Dataset rows for apps and sites:
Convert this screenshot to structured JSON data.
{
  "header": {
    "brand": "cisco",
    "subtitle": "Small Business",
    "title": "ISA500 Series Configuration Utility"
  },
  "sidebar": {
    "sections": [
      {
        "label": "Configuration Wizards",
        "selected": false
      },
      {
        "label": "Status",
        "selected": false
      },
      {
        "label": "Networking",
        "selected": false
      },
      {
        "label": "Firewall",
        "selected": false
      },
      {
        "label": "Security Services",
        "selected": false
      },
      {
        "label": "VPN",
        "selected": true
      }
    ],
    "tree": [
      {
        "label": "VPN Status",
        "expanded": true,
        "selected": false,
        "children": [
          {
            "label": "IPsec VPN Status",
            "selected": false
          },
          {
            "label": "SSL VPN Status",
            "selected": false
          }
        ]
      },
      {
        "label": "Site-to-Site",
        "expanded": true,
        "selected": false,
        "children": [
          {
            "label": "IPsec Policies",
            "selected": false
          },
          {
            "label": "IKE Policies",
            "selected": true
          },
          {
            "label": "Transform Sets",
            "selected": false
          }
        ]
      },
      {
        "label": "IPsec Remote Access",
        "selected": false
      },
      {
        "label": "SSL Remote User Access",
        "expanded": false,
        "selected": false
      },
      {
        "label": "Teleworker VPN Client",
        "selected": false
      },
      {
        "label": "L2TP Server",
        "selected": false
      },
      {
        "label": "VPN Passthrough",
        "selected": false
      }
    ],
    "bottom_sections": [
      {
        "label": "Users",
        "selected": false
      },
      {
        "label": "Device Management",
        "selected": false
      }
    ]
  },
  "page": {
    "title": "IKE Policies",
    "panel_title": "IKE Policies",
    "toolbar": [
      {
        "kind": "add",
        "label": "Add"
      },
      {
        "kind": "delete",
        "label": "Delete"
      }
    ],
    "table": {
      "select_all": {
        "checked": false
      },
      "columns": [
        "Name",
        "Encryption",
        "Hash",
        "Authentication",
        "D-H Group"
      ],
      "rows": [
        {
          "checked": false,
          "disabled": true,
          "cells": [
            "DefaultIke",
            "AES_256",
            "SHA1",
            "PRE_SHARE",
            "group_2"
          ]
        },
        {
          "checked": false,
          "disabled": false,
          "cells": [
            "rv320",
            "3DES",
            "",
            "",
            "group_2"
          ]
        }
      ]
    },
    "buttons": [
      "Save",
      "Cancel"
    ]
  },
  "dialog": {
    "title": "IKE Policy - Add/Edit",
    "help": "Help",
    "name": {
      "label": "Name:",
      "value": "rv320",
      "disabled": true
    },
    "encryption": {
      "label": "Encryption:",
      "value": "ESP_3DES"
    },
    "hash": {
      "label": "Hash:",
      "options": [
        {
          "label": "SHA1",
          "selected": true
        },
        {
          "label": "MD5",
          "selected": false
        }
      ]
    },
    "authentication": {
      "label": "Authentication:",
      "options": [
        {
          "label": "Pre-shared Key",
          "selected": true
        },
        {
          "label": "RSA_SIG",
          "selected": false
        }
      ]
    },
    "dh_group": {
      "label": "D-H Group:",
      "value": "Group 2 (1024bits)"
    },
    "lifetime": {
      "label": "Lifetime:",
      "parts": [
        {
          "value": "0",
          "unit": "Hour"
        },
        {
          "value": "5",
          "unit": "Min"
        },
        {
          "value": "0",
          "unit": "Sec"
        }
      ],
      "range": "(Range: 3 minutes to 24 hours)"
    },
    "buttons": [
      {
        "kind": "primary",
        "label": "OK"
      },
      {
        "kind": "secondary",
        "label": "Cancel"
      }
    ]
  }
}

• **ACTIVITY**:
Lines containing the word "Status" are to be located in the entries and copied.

• **EXERCISE RESPONSE**:
        "label": "Status",
        "label": "VPN Status",
            "label": "IPsec VPN Status",
            "label": "SSL VPN Status",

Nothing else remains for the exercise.